Research, Professional and Creative Activity
- Distinguished Service plaque, Northern Virginia Community College, 2001-2015.
- “Teaching English Overseas - Cultural Considerations in the EFL/ESL Classroom.” Remarks delivered at Pre-Departure Orientation for Fulbright English Teaching Assistants to Sub-Saharan Africa and South and Central Asia, Summer 2013.
- “Generation 1.5 Revisited: Is the Generation 1.5 Metaphor Still Useful?” Paper presented at faculty professional development convocation, Northern Virginia Community College, January, 2013.
- Fox, R., Kitsantas, A., & Flowers, G. (2008). English language learners with interrupted schooling: Do self-efficacy beliefs in native language proficiency and acculturation matter? AccELLerate!, 1(1), 14-16.
- “Focused Reading as a Prelude to Writing.” Paper presented at the fall convention of WATESOL (Washington Area Teachers of English to Speakers of Other Languages), 2003.
Professor Flowers received Ph.D. and M.Ed. degrees (education) from George Mason University, Fairfax, Virginia. His doctoral dissertation was entitled “Coping with the Demands of Academic Literacy: Generation 1.5 ESL Community College Students and the Challenge of Reading to Learn while Still Learning to Read.” He also holds B.S. and M.A. degrees (broadcasting and journalism) from the University of Florida. As an educator, his research interests center on theories of second language acquisition, an extension of his study and use of multiple languages over the course of a 20-year career in the U.S. Foreign Service.
As a Foreign Service Officer, Professor Flowers was involved chiefly in economic and commercial matters in U.S. Embassies in Honduras, Guatemala, Bulgaria, and Romania. Interspersed among his overseas assignments were several Washington tours, including, in his final year, an assignment in the Office of the Director General of the Foreign Service. For his work on implementation of a major reform of the State Department’s $10.4 million Language Incentive Pay program, he was awarded the Department’s Benjamin Franklin Award.
Teaching and Related Service
Before joining Flagler College as Adjunct Professor of English, Dr. Flowers taught courses in composition and reading as Associate Professor of English as a Second Language at Northern Virginia Community College, Manassas Campus. He also taught graduate-level courses for in-service and pre-service teachers through George Mason University’s College of Education and Human Development. These courses included many seminars for international educators from around the world invited to participate in various IREX (International Research & Exchanges Board) projects funded by the U.S. Department of State and hosted by George Mason University.

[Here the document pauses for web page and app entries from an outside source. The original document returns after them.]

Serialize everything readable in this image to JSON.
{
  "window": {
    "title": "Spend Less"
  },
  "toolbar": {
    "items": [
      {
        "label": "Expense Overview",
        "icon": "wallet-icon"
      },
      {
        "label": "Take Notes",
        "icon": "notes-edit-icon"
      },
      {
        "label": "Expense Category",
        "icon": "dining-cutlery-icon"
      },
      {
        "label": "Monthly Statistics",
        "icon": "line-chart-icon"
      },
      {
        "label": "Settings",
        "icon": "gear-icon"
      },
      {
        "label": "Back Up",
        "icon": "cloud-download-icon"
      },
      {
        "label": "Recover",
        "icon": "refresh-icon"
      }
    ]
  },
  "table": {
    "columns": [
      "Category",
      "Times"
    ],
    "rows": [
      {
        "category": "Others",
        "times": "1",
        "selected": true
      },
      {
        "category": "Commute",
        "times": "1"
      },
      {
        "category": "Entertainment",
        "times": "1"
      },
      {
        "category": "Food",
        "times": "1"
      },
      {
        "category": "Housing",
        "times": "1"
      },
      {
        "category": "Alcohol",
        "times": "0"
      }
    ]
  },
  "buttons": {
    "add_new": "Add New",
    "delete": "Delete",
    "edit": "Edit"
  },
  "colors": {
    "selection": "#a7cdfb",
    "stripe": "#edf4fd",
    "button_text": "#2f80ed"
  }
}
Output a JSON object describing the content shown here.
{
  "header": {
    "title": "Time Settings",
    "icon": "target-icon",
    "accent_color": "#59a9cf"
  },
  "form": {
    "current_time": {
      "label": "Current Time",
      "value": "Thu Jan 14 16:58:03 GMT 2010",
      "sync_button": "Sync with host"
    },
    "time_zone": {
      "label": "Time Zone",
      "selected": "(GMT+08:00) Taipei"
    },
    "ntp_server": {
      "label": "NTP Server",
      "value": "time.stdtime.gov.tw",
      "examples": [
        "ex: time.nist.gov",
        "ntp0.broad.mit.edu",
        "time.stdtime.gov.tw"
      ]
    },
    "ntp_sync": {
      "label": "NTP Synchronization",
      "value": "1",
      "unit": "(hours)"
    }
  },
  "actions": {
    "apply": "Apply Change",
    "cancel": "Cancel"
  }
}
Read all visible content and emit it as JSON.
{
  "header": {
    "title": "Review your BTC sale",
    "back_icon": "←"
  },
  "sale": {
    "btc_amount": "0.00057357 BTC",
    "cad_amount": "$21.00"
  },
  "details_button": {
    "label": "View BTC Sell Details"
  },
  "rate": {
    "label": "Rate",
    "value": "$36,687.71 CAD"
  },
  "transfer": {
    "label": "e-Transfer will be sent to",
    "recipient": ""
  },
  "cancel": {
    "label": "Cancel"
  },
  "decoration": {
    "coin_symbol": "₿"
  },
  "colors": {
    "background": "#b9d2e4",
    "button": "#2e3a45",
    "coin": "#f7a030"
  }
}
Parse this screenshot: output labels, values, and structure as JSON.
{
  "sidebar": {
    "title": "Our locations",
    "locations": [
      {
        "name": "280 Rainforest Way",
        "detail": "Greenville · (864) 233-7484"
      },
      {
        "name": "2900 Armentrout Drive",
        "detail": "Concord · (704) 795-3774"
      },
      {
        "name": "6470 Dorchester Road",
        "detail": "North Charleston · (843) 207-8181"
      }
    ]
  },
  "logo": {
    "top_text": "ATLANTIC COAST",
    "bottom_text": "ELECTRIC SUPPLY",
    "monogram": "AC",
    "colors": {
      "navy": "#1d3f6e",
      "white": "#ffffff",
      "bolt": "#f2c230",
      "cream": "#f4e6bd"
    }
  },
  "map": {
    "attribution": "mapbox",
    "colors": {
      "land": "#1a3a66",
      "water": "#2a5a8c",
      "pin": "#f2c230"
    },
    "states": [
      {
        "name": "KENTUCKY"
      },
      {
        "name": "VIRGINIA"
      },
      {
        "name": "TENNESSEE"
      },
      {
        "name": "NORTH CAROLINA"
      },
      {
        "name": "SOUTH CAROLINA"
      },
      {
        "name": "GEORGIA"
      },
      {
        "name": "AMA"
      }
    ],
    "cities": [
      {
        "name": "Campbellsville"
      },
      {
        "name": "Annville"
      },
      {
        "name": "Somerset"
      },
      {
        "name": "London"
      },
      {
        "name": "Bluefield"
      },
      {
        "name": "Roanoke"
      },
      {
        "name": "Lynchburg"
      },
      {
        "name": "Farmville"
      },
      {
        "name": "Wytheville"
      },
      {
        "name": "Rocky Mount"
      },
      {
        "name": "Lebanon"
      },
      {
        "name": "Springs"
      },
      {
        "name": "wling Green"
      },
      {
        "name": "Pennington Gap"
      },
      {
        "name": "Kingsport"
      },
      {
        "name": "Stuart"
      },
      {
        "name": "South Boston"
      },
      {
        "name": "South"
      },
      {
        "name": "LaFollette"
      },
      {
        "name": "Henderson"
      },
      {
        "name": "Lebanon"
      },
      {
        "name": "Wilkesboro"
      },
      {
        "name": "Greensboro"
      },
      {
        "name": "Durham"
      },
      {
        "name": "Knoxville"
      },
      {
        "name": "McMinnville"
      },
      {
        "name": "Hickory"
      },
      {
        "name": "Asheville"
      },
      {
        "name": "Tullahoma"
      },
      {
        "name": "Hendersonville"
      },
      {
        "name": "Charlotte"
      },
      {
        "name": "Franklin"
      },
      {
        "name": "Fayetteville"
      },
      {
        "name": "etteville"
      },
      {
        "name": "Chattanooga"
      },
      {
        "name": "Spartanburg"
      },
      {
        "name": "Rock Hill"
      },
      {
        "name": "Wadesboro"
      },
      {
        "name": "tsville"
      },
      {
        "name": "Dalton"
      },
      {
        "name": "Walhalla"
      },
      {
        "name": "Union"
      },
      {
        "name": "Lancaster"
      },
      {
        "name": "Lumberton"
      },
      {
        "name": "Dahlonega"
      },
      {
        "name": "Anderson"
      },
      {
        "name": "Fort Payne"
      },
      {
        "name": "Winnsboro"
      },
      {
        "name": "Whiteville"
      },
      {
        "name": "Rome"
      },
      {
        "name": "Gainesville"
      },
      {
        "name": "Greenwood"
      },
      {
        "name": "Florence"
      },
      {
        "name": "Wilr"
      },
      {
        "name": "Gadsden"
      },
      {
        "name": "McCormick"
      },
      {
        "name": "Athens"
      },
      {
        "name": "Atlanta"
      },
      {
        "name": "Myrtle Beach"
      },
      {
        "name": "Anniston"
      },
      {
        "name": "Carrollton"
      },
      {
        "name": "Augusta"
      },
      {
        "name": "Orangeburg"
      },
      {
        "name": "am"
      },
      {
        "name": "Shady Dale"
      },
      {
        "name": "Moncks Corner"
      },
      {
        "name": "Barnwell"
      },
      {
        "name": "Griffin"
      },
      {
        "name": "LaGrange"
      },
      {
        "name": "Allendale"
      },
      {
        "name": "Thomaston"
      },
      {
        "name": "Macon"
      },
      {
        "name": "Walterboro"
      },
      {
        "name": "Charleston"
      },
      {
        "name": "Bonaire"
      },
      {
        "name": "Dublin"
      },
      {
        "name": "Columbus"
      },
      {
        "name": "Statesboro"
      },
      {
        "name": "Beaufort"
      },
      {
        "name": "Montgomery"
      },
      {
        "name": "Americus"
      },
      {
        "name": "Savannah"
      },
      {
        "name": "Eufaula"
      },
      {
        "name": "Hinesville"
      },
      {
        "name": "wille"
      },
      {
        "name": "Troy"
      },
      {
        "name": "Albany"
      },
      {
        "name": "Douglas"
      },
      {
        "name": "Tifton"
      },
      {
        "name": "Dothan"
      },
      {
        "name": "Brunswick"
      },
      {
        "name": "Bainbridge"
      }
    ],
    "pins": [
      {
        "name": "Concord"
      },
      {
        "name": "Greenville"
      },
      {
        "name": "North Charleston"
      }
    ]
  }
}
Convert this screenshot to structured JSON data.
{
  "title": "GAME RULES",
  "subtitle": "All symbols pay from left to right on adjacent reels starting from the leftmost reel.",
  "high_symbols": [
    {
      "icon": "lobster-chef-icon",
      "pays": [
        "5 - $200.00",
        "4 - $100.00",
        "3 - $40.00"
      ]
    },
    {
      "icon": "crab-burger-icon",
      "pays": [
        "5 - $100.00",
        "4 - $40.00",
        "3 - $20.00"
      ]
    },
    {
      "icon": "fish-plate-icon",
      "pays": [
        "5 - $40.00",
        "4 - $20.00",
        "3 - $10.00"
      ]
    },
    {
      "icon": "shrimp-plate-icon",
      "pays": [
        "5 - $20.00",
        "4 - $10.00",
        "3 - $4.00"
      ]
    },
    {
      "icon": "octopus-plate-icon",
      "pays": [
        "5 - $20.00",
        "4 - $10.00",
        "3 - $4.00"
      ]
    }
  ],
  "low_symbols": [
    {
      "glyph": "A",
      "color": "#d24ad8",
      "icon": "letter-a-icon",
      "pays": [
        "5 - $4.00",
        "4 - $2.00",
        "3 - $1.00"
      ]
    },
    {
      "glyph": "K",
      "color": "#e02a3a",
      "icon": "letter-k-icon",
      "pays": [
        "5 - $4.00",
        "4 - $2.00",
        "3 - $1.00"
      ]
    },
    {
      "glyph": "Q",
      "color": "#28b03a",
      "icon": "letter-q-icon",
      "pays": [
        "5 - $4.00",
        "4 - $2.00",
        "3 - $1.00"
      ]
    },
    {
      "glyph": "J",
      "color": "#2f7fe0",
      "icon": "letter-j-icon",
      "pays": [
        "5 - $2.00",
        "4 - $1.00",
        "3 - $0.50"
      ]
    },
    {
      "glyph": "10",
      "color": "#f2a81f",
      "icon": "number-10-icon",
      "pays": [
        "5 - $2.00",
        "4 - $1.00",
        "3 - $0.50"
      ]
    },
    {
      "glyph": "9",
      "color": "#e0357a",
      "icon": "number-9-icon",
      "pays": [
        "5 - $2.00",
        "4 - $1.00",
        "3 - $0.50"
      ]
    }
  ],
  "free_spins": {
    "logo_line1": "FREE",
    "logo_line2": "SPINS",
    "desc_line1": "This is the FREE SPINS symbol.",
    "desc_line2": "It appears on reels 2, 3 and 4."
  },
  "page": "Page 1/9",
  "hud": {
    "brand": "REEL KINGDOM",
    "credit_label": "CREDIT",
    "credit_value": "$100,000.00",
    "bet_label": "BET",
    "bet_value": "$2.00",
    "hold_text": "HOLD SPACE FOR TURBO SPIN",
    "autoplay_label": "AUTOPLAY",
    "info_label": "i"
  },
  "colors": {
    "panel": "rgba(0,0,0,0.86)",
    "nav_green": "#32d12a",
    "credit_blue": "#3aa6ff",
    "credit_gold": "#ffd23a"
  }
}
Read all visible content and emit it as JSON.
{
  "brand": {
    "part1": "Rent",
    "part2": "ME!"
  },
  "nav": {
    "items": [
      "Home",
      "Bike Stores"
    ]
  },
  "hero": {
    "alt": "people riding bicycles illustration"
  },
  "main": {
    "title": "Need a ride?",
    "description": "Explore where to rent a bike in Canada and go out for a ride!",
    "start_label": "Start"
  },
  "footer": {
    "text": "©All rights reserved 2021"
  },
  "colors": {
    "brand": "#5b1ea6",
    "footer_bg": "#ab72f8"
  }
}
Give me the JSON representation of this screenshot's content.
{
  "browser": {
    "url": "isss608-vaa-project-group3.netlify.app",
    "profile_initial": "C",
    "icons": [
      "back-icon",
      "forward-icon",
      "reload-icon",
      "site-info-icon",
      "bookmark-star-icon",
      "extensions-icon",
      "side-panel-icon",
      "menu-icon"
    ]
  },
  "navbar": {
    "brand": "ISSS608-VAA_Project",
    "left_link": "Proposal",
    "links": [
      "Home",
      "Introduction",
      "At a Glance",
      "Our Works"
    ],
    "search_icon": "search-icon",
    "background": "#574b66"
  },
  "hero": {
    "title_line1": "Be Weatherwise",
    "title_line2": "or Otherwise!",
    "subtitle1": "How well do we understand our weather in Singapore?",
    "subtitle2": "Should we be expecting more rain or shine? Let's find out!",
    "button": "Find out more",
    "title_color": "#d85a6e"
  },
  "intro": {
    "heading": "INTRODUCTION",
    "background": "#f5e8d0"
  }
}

Prior to joining the Foreign Service, Professor Flowers taught courses in journalism, public relations, and research methods at John Marshall University (Huntington, West Virginia) and the University of Costa Rica (San Jose, Costa Rica).
Professor Flowers’ “extra-curricular” interests include photography and videography. He and his wife are avid cyclists who especially enjoy riding on the beach when weather and tides permit, and on area bicycle trails at other times. During their years in Washington, D.C., Professor Flowers and his wife logged hundreds of miles on bicycling trails in Virginia, West Virginia, Maryland, and Pennsylvania.